*What to work on*. If a line in the entries below contains "JSON", copy it.

BEGIN Supplied data

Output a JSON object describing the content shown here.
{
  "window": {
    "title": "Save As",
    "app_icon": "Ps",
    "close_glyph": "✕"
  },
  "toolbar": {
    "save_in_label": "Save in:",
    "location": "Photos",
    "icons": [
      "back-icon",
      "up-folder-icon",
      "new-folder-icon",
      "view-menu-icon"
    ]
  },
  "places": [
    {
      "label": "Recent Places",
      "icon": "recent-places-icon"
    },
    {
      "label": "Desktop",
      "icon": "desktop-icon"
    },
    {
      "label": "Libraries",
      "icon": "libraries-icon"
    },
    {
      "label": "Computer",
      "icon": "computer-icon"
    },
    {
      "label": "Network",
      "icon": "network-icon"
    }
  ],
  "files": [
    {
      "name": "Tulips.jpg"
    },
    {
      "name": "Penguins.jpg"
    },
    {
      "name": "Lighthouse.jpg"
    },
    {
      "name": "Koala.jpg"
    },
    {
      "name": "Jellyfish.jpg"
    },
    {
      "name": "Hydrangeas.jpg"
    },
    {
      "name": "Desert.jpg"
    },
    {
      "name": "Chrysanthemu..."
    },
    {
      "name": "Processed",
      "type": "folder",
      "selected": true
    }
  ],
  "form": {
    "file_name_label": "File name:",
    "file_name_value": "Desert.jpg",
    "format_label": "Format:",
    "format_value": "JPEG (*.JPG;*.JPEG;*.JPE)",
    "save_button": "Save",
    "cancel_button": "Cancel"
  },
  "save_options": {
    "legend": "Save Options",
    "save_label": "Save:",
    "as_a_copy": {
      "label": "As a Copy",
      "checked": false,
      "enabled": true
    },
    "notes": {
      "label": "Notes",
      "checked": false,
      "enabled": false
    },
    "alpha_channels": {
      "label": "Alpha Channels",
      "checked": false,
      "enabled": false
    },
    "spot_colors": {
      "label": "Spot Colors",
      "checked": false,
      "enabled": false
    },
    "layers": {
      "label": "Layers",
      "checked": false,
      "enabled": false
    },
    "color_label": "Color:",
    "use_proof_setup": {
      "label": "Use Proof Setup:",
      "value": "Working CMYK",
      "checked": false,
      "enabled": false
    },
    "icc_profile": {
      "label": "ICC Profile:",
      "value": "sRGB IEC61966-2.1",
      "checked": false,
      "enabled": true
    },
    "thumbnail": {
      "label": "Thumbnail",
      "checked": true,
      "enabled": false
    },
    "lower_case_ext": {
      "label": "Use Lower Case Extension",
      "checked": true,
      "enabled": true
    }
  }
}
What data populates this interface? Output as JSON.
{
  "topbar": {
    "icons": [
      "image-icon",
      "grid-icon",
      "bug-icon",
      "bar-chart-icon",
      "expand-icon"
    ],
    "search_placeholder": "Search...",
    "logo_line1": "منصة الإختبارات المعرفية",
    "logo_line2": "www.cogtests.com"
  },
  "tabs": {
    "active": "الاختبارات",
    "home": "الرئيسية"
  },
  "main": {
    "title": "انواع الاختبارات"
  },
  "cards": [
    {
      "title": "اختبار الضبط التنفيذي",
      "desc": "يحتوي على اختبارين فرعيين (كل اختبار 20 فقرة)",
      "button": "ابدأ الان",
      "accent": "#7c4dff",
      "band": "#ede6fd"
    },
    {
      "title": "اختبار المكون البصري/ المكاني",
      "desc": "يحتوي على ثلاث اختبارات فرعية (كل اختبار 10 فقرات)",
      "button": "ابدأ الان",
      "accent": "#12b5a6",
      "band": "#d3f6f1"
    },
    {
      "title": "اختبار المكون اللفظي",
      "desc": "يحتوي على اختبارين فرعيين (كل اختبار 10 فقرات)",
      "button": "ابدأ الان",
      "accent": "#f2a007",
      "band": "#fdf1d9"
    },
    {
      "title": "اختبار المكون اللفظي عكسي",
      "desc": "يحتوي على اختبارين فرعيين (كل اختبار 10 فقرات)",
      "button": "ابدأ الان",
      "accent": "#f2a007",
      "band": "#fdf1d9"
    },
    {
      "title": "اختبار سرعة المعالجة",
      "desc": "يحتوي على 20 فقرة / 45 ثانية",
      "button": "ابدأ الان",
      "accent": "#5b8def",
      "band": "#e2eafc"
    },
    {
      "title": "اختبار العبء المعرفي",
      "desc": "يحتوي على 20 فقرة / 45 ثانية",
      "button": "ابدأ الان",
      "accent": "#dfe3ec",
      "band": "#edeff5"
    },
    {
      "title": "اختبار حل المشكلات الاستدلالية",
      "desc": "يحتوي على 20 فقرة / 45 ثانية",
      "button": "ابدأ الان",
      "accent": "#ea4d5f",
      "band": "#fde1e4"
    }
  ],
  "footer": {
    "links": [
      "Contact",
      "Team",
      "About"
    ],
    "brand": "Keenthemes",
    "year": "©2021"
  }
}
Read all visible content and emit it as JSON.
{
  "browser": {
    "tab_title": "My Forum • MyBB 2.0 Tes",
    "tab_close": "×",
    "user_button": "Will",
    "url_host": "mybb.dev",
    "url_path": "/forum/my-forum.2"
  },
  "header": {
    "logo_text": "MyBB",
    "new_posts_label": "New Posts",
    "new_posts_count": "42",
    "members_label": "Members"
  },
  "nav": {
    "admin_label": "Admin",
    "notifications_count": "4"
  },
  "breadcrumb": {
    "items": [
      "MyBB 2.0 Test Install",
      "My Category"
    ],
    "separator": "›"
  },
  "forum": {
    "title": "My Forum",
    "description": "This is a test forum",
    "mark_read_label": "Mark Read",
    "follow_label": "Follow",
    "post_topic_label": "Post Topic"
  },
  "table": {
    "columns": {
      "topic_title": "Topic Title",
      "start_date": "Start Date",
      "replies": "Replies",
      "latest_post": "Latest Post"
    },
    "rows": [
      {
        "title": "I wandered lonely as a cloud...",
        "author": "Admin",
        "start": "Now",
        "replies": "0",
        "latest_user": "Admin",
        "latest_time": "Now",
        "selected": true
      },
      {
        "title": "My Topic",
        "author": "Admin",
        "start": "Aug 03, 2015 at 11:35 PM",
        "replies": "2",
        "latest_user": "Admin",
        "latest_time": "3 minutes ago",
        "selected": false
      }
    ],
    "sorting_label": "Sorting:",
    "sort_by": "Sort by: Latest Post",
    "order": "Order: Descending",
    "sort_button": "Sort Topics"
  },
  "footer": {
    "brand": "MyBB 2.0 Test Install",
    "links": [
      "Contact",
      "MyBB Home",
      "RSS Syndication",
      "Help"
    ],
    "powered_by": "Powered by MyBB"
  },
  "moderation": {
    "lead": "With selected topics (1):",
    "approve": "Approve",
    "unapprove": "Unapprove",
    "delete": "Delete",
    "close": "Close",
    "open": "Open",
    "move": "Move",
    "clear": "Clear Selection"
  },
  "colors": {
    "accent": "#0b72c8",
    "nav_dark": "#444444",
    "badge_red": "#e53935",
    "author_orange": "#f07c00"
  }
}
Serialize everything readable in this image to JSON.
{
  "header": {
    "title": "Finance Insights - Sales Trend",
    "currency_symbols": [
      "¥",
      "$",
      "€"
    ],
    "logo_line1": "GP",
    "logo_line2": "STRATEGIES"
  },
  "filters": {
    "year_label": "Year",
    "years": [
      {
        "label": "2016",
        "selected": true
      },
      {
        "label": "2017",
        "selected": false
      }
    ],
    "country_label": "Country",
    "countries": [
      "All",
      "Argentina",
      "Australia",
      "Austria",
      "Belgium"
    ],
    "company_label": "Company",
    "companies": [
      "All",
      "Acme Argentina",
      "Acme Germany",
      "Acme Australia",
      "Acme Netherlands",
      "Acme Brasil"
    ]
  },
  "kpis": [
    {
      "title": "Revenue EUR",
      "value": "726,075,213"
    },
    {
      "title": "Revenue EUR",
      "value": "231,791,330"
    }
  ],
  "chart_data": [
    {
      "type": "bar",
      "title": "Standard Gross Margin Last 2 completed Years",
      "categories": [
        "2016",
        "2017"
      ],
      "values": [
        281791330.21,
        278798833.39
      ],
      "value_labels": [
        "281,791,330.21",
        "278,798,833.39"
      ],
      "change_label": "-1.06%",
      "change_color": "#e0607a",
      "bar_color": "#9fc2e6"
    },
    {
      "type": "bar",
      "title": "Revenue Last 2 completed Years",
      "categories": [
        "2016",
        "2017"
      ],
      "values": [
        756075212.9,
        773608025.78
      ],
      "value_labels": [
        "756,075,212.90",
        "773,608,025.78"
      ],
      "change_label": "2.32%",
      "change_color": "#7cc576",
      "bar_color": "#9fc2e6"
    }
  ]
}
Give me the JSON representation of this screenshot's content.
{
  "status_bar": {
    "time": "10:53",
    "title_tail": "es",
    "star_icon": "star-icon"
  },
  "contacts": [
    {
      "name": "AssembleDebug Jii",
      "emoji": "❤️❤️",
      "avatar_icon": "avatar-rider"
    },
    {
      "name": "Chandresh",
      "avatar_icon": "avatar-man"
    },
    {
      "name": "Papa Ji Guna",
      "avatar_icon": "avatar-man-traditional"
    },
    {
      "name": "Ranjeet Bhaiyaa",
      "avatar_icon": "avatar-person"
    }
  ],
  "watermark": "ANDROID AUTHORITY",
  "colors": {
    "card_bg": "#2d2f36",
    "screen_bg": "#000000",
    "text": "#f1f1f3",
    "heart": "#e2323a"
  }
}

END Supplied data

*Answer*.
Output a JSON object describing the content shown here.
What data populates this interface? Output as JSON.
Read all visible content and emit it as JSON.
Serialize everything readable in this image to JSON.
Give me the JSON representation of this screenshot's content.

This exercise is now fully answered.